Most people figure a paternity test is when a man wants to know if a child is really his. While that is one reason, there are often legal reasons for this test being done as well.
It doesn’t take a rocket scientist to figure out that a paternity test is to determine who the father of a child is. Tests really aren’t needed for the woman, unless she got pregnant thanks to an egg donation, because she is obviously the mother. This is why the male’s DNA is tested and not the female’s.
The simplest test to determine paternity happens to be the DNA test, because when a new embryo is created, it pulls DNA coding from both mom and dad to start a new life. The roadmap of the child’s DNA can only lead to one father and mother. DNA tests are startlingly accurate, up to 99.9%. The only exception to this rule is the remote possibility that one of a set of twin brothers could be the father. Still, in this situation, a combination of tests would be able to reveal the true father with a great degree of accuracy.
A practical question in some instances is whether or not a paternity test is “legally” necessary. While a father has a right to know if a child is actually his, the real question becomes whether or not it is beneficial for the child to know this piece of information.
How will it affect the child if it is determined that the father who has raised him is not his actual, biological father? The bonds that have been established between the father and child often make such a determination psychologically harmful.
Instances where a paternity determination is legally necessary are those instances where there are disputes as to custody, visitation, and child support.
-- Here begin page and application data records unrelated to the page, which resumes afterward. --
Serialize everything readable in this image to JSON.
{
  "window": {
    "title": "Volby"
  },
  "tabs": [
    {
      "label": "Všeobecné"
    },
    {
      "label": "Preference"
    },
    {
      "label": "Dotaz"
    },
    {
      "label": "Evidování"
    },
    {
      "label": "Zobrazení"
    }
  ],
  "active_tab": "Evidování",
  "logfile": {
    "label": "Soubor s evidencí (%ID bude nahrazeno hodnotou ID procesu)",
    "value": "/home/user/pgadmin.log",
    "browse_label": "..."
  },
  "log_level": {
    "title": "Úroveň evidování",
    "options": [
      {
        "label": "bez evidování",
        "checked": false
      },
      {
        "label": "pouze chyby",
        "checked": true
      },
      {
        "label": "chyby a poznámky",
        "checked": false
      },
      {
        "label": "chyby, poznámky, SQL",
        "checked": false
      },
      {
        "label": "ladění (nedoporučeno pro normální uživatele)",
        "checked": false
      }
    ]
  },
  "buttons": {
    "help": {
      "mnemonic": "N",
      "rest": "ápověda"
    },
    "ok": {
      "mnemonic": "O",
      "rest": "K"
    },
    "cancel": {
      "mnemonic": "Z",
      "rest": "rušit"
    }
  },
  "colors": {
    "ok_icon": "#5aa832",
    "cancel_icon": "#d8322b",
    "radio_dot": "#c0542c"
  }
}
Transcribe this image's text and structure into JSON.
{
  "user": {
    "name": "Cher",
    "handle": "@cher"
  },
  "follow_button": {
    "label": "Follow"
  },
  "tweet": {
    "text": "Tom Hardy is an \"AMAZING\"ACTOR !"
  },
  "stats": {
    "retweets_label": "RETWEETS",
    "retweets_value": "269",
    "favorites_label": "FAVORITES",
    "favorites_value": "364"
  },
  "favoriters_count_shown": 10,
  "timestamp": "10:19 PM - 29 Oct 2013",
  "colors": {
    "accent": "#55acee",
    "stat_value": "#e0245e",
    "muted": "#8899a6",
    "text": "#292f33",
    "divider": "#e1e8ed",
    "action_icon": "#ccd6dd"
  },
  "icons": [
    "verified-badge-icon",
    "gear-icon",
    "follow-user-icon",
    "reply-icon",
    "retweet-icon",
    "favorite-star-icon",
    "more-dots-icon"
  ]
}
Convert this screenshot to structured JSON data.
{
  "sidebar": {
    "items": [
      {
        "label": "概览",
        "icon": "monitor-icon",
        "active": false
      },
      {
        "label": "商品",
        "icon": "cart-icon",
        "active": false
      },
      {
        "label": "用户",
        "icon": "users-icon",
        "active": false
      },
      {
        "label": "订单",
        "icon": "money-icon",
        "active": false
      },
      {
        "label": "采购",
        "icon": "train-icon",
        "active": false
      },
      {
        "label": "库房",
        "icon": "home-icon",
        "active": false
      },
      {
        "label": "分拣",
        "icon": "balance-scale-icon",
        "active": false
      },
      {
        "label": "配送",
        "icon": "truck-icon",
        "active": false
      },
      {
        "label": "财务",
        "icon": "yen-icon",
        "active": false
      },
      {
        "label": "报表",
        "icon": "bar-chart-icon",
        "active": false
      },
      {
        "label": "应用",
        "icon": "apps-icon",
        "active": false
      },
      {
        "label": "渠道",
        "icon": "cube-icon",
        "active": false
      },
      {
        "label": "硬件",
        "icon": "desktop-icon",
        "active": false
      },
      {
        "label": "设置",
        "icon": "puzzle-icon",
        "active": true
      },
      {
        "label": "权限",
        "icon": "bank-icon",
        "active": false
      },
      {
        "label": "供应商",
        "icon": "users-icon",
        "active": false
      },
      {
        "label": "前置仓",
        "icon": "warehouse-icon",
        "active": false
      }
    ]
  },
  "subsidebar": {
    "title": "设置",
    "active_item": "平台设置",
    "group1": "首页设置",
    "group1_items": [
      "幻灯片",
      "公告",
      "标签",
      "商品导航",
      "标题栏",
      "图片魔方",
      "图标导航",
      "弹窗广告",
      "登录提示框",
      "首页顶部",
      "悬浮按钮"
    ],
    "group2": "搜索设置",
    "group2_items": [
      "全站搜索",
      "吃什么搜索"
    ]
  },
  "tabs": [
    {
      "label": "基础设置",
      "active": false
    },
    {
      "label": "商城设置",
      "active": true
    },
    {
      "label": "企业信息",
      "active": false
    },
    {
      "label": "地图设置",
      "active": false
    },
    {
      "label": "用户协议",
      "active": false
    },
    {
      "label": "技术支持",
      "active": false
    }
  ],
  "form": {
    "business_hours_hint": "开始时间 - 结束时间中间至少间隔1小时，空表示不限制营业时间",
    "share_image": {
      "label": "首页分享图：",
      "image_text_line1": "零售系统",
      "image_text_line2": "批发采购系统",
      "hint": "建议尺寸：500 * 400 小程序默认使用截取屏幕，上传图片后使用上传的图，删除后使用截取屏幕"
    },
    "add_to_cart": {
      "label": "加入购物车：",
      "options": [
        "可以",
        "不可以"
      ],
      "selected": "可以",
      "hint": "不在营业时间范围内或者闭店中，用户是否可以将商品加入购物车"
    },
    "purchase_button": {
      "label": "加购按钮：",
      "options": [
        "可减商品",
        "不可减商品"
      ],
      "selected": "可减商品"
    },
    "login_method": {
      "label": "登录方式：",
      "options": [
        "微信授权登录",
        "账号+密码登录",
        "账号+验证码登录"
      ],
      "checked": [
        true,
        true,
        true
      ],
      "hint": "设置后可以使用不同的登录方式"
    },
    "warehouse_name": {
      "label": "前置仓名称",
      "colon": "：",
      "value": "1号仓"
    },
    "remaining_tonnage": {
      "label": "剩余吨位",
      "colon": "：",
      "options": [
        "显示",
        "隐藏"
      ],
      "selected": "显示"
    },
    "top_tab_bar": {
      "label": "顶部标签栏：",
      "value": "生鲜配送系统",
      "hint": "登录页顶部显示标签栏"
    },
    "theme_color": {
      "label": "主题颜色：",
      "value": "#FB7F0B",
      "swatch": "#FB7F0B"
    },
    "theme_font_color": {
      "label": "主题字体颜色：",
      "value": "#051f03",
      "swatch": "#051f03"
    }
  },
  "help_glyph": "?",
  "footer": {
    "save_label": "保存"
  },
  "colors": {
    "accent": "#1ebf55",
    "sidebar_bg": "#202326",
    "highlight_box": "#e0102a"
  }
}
These issues most often arise in cases where the couples have not married, but ironically can arise in a divorce case.
We have seen quite a few cases where fathers who want to establish parental rights are in direct conflict with a person who may have raised the child as his own. In situations like this, there is often an ugly legal battle over parental rights and how granting them may affect the welfare of the child at the center of the battle.
There’s a great debate over this issue, with two schools of thought. The first one says that since the father created the child, he should have the right to be a dad to his offspring. The second school of thought supposes that a child should not be forced into having to choose between a man he has considered to be his “dad” and who has been present in the child’s home environment, or his biological dad. There is no perfect resolution, and each case should be dealt with on its particular set of facts and circumstances. This is one area of the law where there are very few, if any, perfect solutions.
Having a paternity test is sometimes akin to opening a can of worms, and the legal ramifications need to be carefully considered before proceeding. When in doubt about the wisdom of learning whether you are a child’s father, especially if the child already has a “dad,” consult with a skilled family law attorney who will be able to advise you of your rights.
Bradley J. Hofland is with Las Vegas Divorce law firm, Hofland, Beasley & Galliher. The law firm focuses on Las Vegas family law, custody, and Las Vegas personal injury. To learn more about
Las Vegas divorce, Las Vegas personal injury, Las Vegas divorce lawyer, Las Vegas family law, Las Vegas family law attorneys, Las Vegas personal injury lawyer, visit Hoflandlaw.com.